use of habeas corpus when appeal is or would have been available, and the requirement of
due diligence.
B. Successive Petitions [§8.10]

The general rule is that all claims must be presented in a single, timely petition;
successive petitions will be summarily denied.
C. Availability of Appeal [§8.11]

Habeas corpus cannot be used to raise issues that could have been but were not
raised on appeal (In re Dixon (1953) 41 Cal.2d 756, 759), nor to seek a second
determination of issues raised on appeal and rejected (In re Foss (1974) 10 Cal.3d 910,
930; In re Waltreus (1965) 62 Cal.2d 218, 225). (See also In re Brown (1973) 9 Cal.3d
679, 68311 [defendant who abandoned appeal after certificate of probable cause was
denied and at that time failed to use proper remedy (mandate) to perfect appeal cannot use
habeas corpus to attack denial of motion to withdraw plea].)
2. Timing [§8.18]

If the petition is to be filed in the Court of Appeal while an appeal is pending, it
should be submitted promptly, so that the appeal and writ can be considered together.
B. Petition [§8.19]
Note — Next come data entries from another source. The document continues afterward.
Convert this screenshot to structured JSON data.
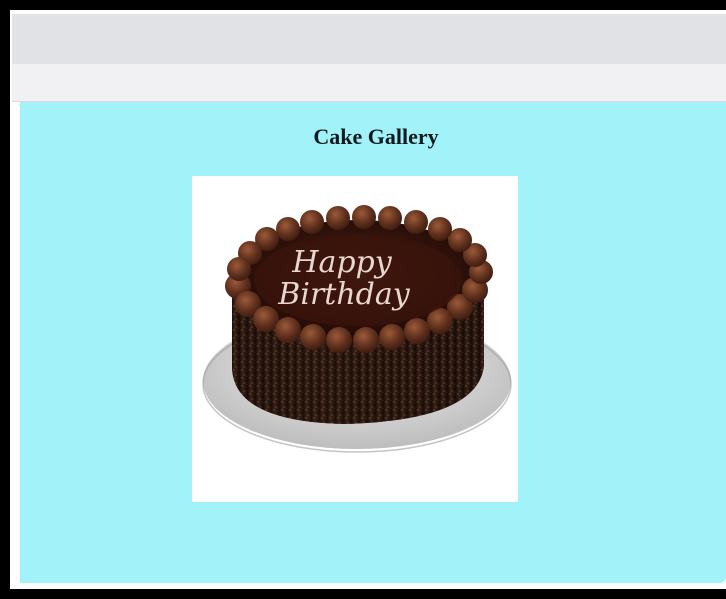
{
  "window": {
    "background": "#000000"
  },
  "browser": {
    "toolbar_color": "#e1e2e6",
    "address_bar_color": "#f1f1f4"
  },
  "page": {
    "background": "#a2f2fa",
    "title": "Cake Gallery"
  },
  "gallery": {
    "image": {
      "icon": "birthday-cake-icon",
      "caption_line1": "Happy",
      "caption_line2": "Birthday"
    }
  }
}
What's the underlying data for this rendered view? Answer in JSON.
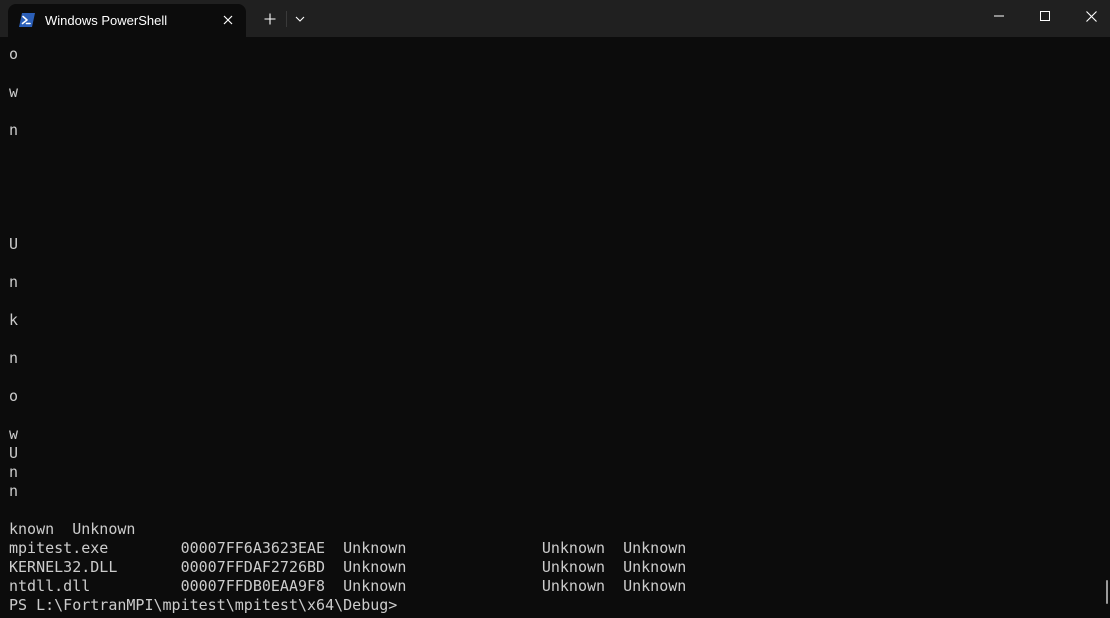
{
  "window": {
    "tab_title": "Windows PowerShell",
    "tab_icon": "powershell-icon",
    "icons": {
      "close_tab": "close-icon",
      "new_tab": "plus-icon",
      "dropdown": "chevron-down-icon",
      "minimize": "minimize-icon",
      "maximize": "maximize-icon",
      "close_window": "close-icon"
    },
    "accent_color": "#2b5fb8"
  },
  "console": {
    "background": "#0c0c0c",
    "foreground": "#cccccc",
    "lines": [
      "o",
      "w",
      "n",
      "U",
      "n",
      "k",
      "n",
      "o",
      "w",
      "U",
      "n",
      "n",
      "known  Unknown",
      "mpitest.exe        00007FF6A3623EAE  Unknown               Unknown  Unknown",
      "KERNEL32.DLL       00007FFDAF2726BD  Unknown               Unknown  Unknown",
      "ntdll.dll          00007FFDB0EAA9F8  Unknown               Unknown  Unknown",
      "PS L:\\FortranMPI\\mpitest\\mpitest\\x64\\Debug>"
    ]
  }
}
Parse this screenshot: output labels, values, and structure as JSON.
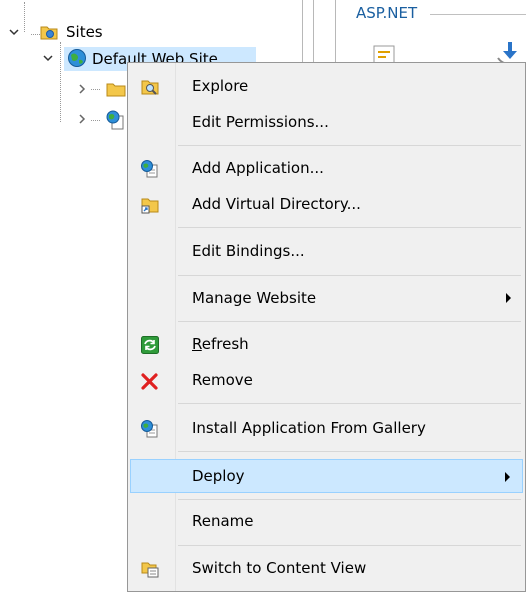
{
  "tree": {
    "sites_label": "Sites",
    "default_site_label": "Default Web Site"
  },
  "panel": {
    "group_title": "ASP.NET"
  },
  "menu": {
    "explore": "Explore",
    "edit_permissions": "Edit Permissions...",
    "add_application": "Add Application...",
    "add_virtual_directory": "Add Virtual Directory...",
    "edit_bindings": "Edit Bindings...",
    "manage_website": "Manage Website",
    "refresh_first": "R",
    "refresh_rest": "efresh",
    "remove": "Remove",
    "install_from_gallery": "Install Application From Gallery",
    "deploy": "Deploy",
    "rename": "Rename",
    "switch_content_view": "Switch to Content View"
  },
  "icons": {
    "explore": "folder-search-icon",
    "add_application": "globe-page-icon",
    "add_virtual_directory": "virtual-directory-icon",
    "refresh": "refresh-icon",
    "remove": "red-x-icon",
    "install_from_gallery": "globe-page-icon",
    "switch_content_view": "content-view-icon"
  },
  "colors": {
    "menu_bg": "#f0f0f0",
    "highlight_bg": "#cce8ff",
    "selection_bg": "#cde8ff",
    "link_blue": "#1a5fa0",
    "remove_red": "#e02020"
  }
}
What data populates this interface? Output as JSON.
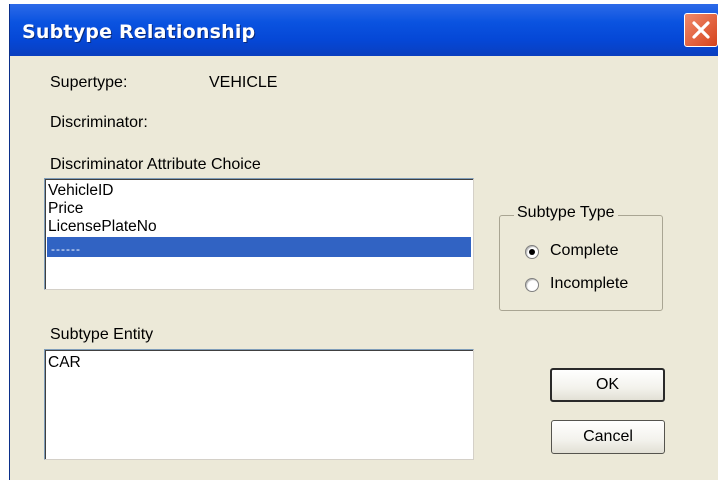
{
  "window": {
    "title": "Subtype Relationship"
  },
  "supertype": {
    "label": "Supertype:",
    "value": "VEHICLE"
  },
  "discriminator": {
    "label": "Discriminator:"
  },
  "attribute_choice": {
    "label": "Discriminator Attribute Choice",
    "items": [
      "VehicleID",
      "Price",
      "LicensePlateNo"
    ],
    "selected_item": "------"
  },
  "subtype_entity": {
    "label": "Subtype Entity",
    "items": [
      "CAR"
    ]
  },
  "subtype_type": {
    "legend": "Subtype Type",
    "options": [
      "Complete",
      "Incomplete"
    ],
    "selected": "Complete"
  },
  "buttons": {
    "ok": "OK",
    "cancel": "Cancel"
  },
  "colors": {
    "titlebar": "#0a53e0",
    "selection": "#3163c3",
    "close": "#d6431c",
    "dialog_bg": "#ece9d8"
  },
  "icons": {
    "close": "close-icon",
    "radio_selected": "radio-selected-icon",
    "radio_empty": "radio-empty-icon"
  }
}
“The petition serves primarily to launch the judicial inquiry into the legality of the
restraints on the petitioner’s personal liberty.” (People v. Romero (1994) 8 Cal.4th 728,
738.) The petition also states the grounds for the claimed illegality of the petitioner’s
liberty, so that the return can respond to the allegations and frame the issues for the
2. Formal petition [§8.21]

Although the entire document filed with the court is usually called a “petition” for
habeas corpus, it contains within it a formal pleading, also called a “petition,” that sets out
the facts and law necessary to state a prima facie cause of action. The formal pleading is
supplemented with points and authorities and evidentiary exhibits. The formal petition
must include a prayer for relief and be verified.
a.       Format [§8.22]

Rule 8.384 prescribes the requirements for a petition filed by an attorney.
Another option is to use Judicial Council form MC-275, a copy of which is
available from the California courts’ or ADI’s website. This form is required for pro
per petitions, unless the Court of Appeal has excused use of it. (Cal. Rules of Court, rule
b.      Facts and law [§8.23]

The key elements in the formal petition are supporting facts and supporting cases,
rules, or other authority. Although the facts and law in the formal petition need not and
generally should not be extremely detailed, they must be sufficiently specific to constitute
a cause of action, i.e., a prima facie case for relief. Amplifying detail and legal analysis
can be included in the accompanying points and authorities. Technically, however, the
petition must stand on its own without reference to anything else.
c.       Verification [§8.25]

A petition must be verified under penalty of perjury. (See Pen. Code, §§ 1474,
subd. 3 & 1475; see also Code Civ. Proc., § 2015.5.)
3. Points and authorities [§8.26]

A memorandum of points and authorities should be attached to the formal petition
to amplify the legal implications of the facts and address relevant authority. It must be in
the proper format for the intended court, including a statement of case, statement of facts,
argument, and conclusion. It must include references to the record, declaration, or
exhibits. (See Cal. Rules of Court, rules 8.204(a)-(b), 8.384(a)(2).)
4. Declarations, exhibits, and other supporting documents [§8.27]
Declarations and exhibits should be attached to the petition. Any reference to
facts outside the record must be supported by adequate declarations or exhibits.

--The Dogster